So, to achieve this, troops of the Nigerian Army had to stand helplessly by as a bunch of terrorists drove dozens of kilometers into the heart of Dapchi to undo their atrocity by releasing the girls.
It has to register as one of the greatest embarrassments of any country's military in the modern history of fighting terrorism.
That Boko Haram could even be bold enough to make such an abominable demand means they know they have the upper hand in this psychological war that the government appears still massively unprepared for.
It's even more embarrassing when you think about the fact that President Buhari himself told Dapchi parents last week that he will make sure "Boko Haram meets its waterloo."
"We will not spare their members," he promised.
What will he say now to the parents of the six girls who have not returned with their mates, with five reported dead and the last one still held in captivity?
To remove all doubt, I am happy that 104 Dapchi girls are back, and their parents will undoubtedly not care about the bigger picture here because they are reunited with their children and that's all that matters to them.
However, the culture of caving in to terrorist demands for selected 'political' prisoners is not a good look for President Buhari or the country. You can either stick to your words and grind them to dust, or you can keep enriching them in money or in released commanders.
To those who believe Nigerians asking questions about the Miracle of Dapchi and the ugly culture it breeds are merely 'politicising' it, there is enough room to be happy about the girls' return and still question all of the government's failures that allowed the whole mess to happen to begin with.

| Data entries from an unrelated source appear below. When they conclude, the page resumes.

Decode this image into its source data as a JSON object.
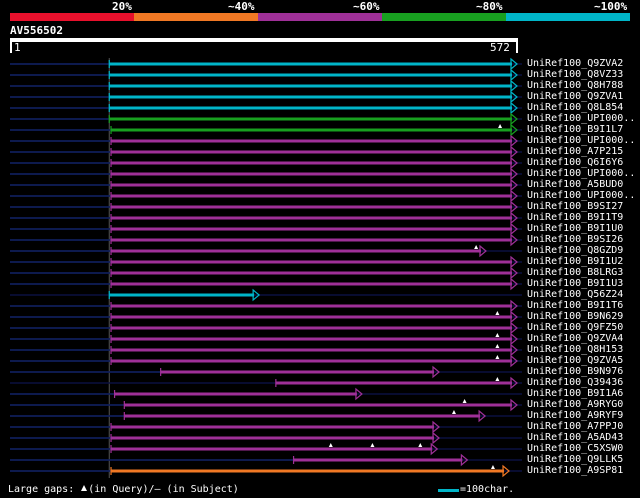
{
  "colors": {
    "background": "#000000",
    "text": "#ffffff",
    "track": "#0b1040",
    "gridline": "#555555",
    "identity_bands": [
      "#e8102c",
      "#f07824",
      "#9f3098",
      "#18a020",
      "#00b5c8"
    ]
  },
  "scale": {
    "labels": [
      "20%",
      "~40%",
      "~60%",
      "~80%",
      "~100%"
    ]
  },
  "query": {
    "title": "AV556502",
    "start_label": "1",
    "end_label": "572",
    "length": 572
  },
  "chart_data": {
    "type": "alignment-overview",
    "query_range": [
      1,
      572
    ],
    "hits": [
      {
        "label": "UniRef100_Q9ZVA2",
        "identity_band": 4,
        "q_start": 113,
        "q_end": 572,
        "left_gap_start": 1,
        "marks": []
      },
      {
        "label": "UniRef100_Q8VZ33",
        "identity_band": 4,
        "q_start": 113,
        "q_end": 572,
        "left_gap_start": 1,
        "marks": []
      },
      {
        "label": "UniRef100_Q8H788",
        "identity_band": 4,
        "q_start": 113,
        "q_end": 572,
        "left_gap_start": 1,
        "marks": []
      },
      {
        "label": "UniRef100_Q9ZVA1",
        "identity_band": 4,
        "q_start": 113,
        "q_end": 572,
        "left_gap_start": 1,
        "marks": []
      },
      {
        "label": "UniRef100_Q8L854",
        "identity_band": 4,
        "q_start": 113,
        "q_end": 572,
        "left_gap_start": 1,
        "marks": []
      },
      {
        "label": "UniRef100_UPI000..",
        "identity_band": 3,
        "q_start": 113,
        "q_end": 572,
        "left_gap_start": 1,
        "marks": []
      },
      {
        "label": "UniRef100_B9I1L7",
        "identity_band": 3,
        "q_start": 115,
        "q_end": 572,
        "left_gap_start": 1,
        "marks": [
          554
        ]
      },
      {
        "label": "UniRef100_UPI000..",
        "identity_band": 2,
        "q_start": 115,
        "q_end": 572,
        "left_gap_start": 1,
        "marks": []
      },
      {
        "label": "UniRef100_A7P215",
        "identity_band": 2,
        "q_start": 115,
        "q_end": 572,
        "left_gap_start": 1,
        "marks": []
      },
      {
        "label": "UniRef100_Q6I6Y6",
        "identity_band": 2,
        "q_start": 115,
        "q_end": 572,
        "left_gap_start": 1,
        "marks": []
      },
      {
        "label": "UniRef100_UPI000..",
        "identity_band": 2,
        "q_start": 115,
        "q_end": 572,
        "left_gap_start": 1,
        "marks": []
      },
      {
        "label": "UniRef100_A5BUD0",
        "identity_band": 2,
        "q_start": 115,
        "q_end": 572,
        "left_gap_start": 1,
        "marks": []
      },
      {
        "label": "UniRef100_UPI000..",
        "identity_band": 2,
        "q_start": 115,
        "q_end": 572,
        "left_gap_start": 1,
        "marks": []
      },
      {
        "label": "UniRef100_B9SI27",
        "identity_band": 2,
        "q_start": 115,
        "q_end": 572,
        "left_gap_start": 1,
        "marks": []
      },
      {
        "label": "UniRef100_B9I1T9",
        "identity_band": 2,
        "q_start": 115,
        "q_end": 572,
        "left_gap_start": 1,
        "marks": []
      },
      {
        "label": "UniRef100_B9I1U0",
        "identity_band": 2,
        "q_start": 115,
        "q_end": 572,
        "left_gap_start": 1,
        "marks": []
      },
      {
        "label": "UniRef100_B9SI26",
        "identity_band": 2,
        "q_start": 115,
        "q_end": 572,
        "left_gap_start": 1,
        "marks": []
      },
      {
        "label": "UniRef100_Q8GZD9",
        "identity_band": 2,
        "q_start": 115,
        "q_end": 537,
        "left_gap_start": 1,
        "marks": [
          527
        ]
      },
      {
        "label": "UniRef100_B9I1U2",
        "identity_band": 2,
        "q_start": 115,
        "q_end": 572,
        "left_gap_start": 1,
        "marks": []
      },
      {
        "label": "UniRef100_B8LRG3",
        "identity_band": 2,
        "q_start": 115,
        "q_end": 572,
        "left_gap_start": 1,
        "marks": []
      },
      {
        "label": "UniRef100_B9I1U3",
        "identity_band": 2,
        "q_start": 115,
        "q_end": 572,
        "left_gap_start": 1,
        "marks": []
      },
      {
        "label": "UniRef100_Q56Z24",
        "identity_band": 4,
        "q_start": 113,
        "q_end": 281,
        "left_gap_start": null,
        "marks": []
      },
      {
        "label": "UniRef100_B9I1T6",
        "identity_band": 2,
        "q_start": 115,
        "q_end": 572,
        "left_gap_start": 1,
        "marks": []
      },
      {
        "label": "UniRef100_B9N629",
        "identity_band": 2,
        "q_start": 115,
        "q_end": 572,
        "left_gap_start": 1,
        "marks": [
          551
        ]
      },
      {
        "label": "UniRef100_Q9FZ50",
        "identity_band": 2,
        "q_start": 115,
        "q_end": 572,
        "left_gap_start": 1,
        "marks": []
      },
      {
        "label": "UniRef100_Q9ZVA4",
        "identity_band": 2,
        "q_start": 115,
        "q_end": 572,
        "left_gap_start": 1,
        "marks": [
          551
        ]
      },
      {
        "label": "UniRef100_Q8H153",
        "identity_band": 2,
        "q_start": 115,
        "q_end": 572,
        "left_gap_start": 1,
        "marks": [
          551
        ]
      },
      {
        "label": "UniRef100_Q9ZVA5",
        "identity_band": 2,
        "q_start": 115,
        "q_end": 572,
        "left_gap_start": 1,
        "marks": [
          551
        ]
      },
      {
        "label": "UniRef100_B9N976",
        "identity_band": 2,
        "q_start": 171,
        "q_end": 484,
        "left_gap_start": 1,
        "marks": []
      },
      {
        "label": "UniRef100_Q39436",
        "identity_band": 2,
        "q_start": 301,
        "q_end": 572,
        "left_gap_start": null,
        "marks": [
          551
        ]
      },
      {
        "label": "UniRef100_B9I1A6",
        "identity_band": 2,
        "q_start": 119,
        "q_end": 397,
        "left_gap_start": 1,
        "marks": []
      },
      {
        "label": "UniRef100_A9RYG0",
        "identity_band": 2,
        "q_start": 130,
        "q_end": 572,
        "left_gap_start": 1,
        "marks": [
          514
        ]
      },
      {
        "label": "UniRef100_A9RYF9",
        "identity_band": 2,
        "q_start": 130,
        "q_end": 536,
        "left_gap_start": 1,
        "marks": [
          502
        ]
      },
      {
        "label": "UniRef100_A7PPJ0",
        "identity_band": 2,
        "q_start": 115,
        "q_end": 484,
        "left_gap_start": 1,
        "marks": []
      },
      {
        "label": "UniRef100_A5AD43",
        "identity_band": 2,
        "q_start": 115,
        "q_end": 484,
        "left_gap_start": 1,
        "marks": []
      },
      {
        "label": "UniRef100_C5XSW0",
        "identity_band": 2,
        "q_start": 115,
        "q_end": 482,
        "left_gap_start": 1,
        "marks": [
          363,
          410,
          464
        ]
      },
      {
        "label": "UniRef100_Q9LLK5",
        "identity_band": 2,
        "q_start": 321,
        "q_end": 516,
        "left_gap_start": 1,
        "marks": []
      },
      {
        "label": "UniRef100_A9SP81",
        "identity_band": 1,
        "q_start": 115,
        "q_end": 563,
        "left_gap_start": 1,
        "marks": [
          546
        ]
      }
    ]
  },
  "footer": {
    "large_gaps_prefix": "Large gaps:",
    "large_gaps_query": "(in Query)/",
    "large_gaps_dash": "–",
    "large_gaps_subject": " (in Subject)",
    "scale_text": "=100char."
  }
}
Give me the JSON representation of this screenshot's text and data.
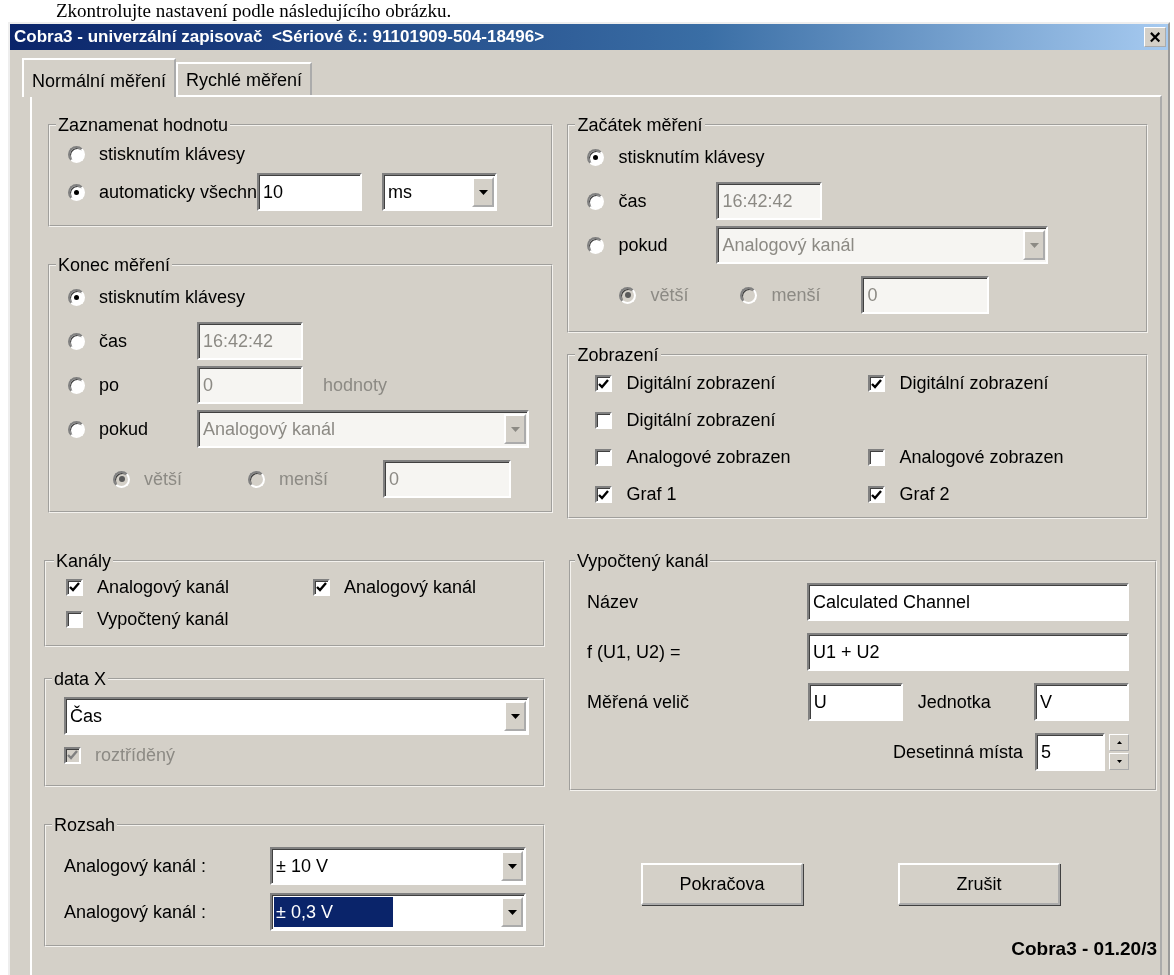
{
  "caption": "Zkontrolujte nastavení podle následujícího obrázku.",
  "window": {
    "title": "Cobra3 - univerzální zapisovač  <Sériové č.: 91101909-504-18496>",
    "close": "×"
  },
  "tabs": [
    {
      "label": "Normální měření",
      "selected": true
    },
    {
      "label": "Rychlé měření",
      "selected": false
    }
  ],
  "record_value": {
    "title": "Zaznamenat hodnotu",
    "options": [
      {
        "label": "stisknutím klávesy",
        "selected": false
      },
      {
        "label": "automaticky všechn",
        "selected": true,
        "field": {
          "value": "10"
        },
        "unit": {
          "kind": "select",
          "value": "ms"
        }
      }
    ]
  },
  "start": {
    "title": "Začátek měření",
    "options": [
      {
        "label": "stisknutím klávesy",
        "selected": true
      },
      {
        "label": "čas",
        "selected": false,
        "field": {
          "kind": "text",
          "value": "16:42:42",
          "disabled": true
        }
      },
      {
        "label": "pokud",
        "selected": false,
        "field": {
          "kind": "select",
          "value": "Analogový kanál",
          "disabled": true
        }
      }
    ],
    "comparison": [
      {
        "label": "větší",
        "selected": true,
        "disabled": true
      },
      {
        "label": "menší",
        "selected": false,
        "disabled": true
      }
    ],
    "threshold": {
      "value": "0",
      "disabled": true
    }
  },
  "end": {
    "title": "Konec měření",
    "options": [
      {
        "label": "stisknutím klávesy",
        "selected": true
      },
      {
        "label": "čas",
        "selected": false,
        "field": {
          "kind": "text",
          "value": "16:42:42",
          "disabled": true
        }
      },
      {
        "label": "po",
        "selected": false,
        "field": {
          "kind": "text",
          "value": "0",
          "disabled": true
        },
        "suffix": "hodnoty"
      },
      {
        "label": "pokud",
        "selected": false,
        "field": {
          "kind": "select",
          "value": "Analogový kanál",
          "disabled": true
        }
      }
    ],
    "comparison": [
      {
        "label": "větší",
        "selected": true,
        "disabled": true
      },
      {
        "label": "menší",
        "selected": false,
        "disabled": true
      }
    ],
    "threshold": {
      "value": "0",
      "disabled": true
    }
  },
  "display": {
    "title": "Zobrazení",
    "rows": [
      {
        "items": [
          {
            "label": "Digitální zobrazení",
            "checked": true
          },
          {
            "label": "Digitální zobrazení",
            "checked": true
          }
        ]
      },
      {
        "items": [
          {
            "label": "Digitální zobrazení",
            "checked": false
          }
        ]
      },
      {
        "items": [
          {
            "label": "Analogové zobrazen",
            "checked": false
          },
          {
            "label": "Analogové zobrazen",
            "checked": false
          }
        ]
      },
      {
        "items": [
          {
            "label": "Graf 1",
            "checked": true
          },
          {
            "label": "Graf 2",
            "checked": true
          }
        ]
      }
    ]
  },
  "channels": {
    "title": "Kanály",
    "rows": [
      {
        "items": [
          {
            "label": "Analogový kanál",
            "checked": true
          },
          {
            "label": "Analogový kanál",
            "checked": true
          }
        ]
      },
      {
        "items": [
          {
            "label": "Vypočtený kanál",
            "checked": false
          }
        ]
      }
    ]
  },
  "data_x": {
    "title": "data X",
    "value": "Čas",
    "sorted": {
      "label": "roztříděný",
      "checked": true,
      "disabled": true
    }
  },
  "range": {
    "title": "Rozsah",
    "rows": [
      {
        "label": "Analogový kanál :",
        "value": "± 10 V",
        "selected": false
      },
      {
        "label": "Analogový kanál :",
        "value": "± 0,3 V",
        "selected": true
      }
    ]
  },
  "calculated": {
    "title": "Vypočtený kanál",
    "name_label": "Název",
    "name": "Calculated Channel",
    "formula_label": "f (U1, U2) =",
    "formula": "U1 + U2",
    "quantity_label": "Měřená velič",
    "quantity": "U",
    "unit_label": "Jednotka",
    "unit": "V",
    "decimals_label": "Desetinná místa",
    "decimals": "5"
  },
  "buttons": [
    "Pokračova",
    "Zrušit"
  ],
  "version": "Cobra3 - 01.20/3"
}
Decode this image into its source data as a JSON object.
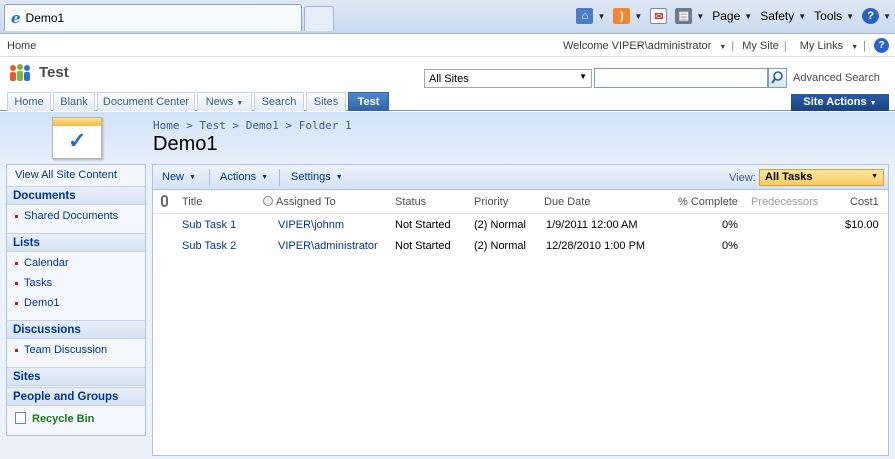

With the Dapchi abduction, lightening has struck twice; and Nigerians should be worried that there's no guarantee it won't strike again.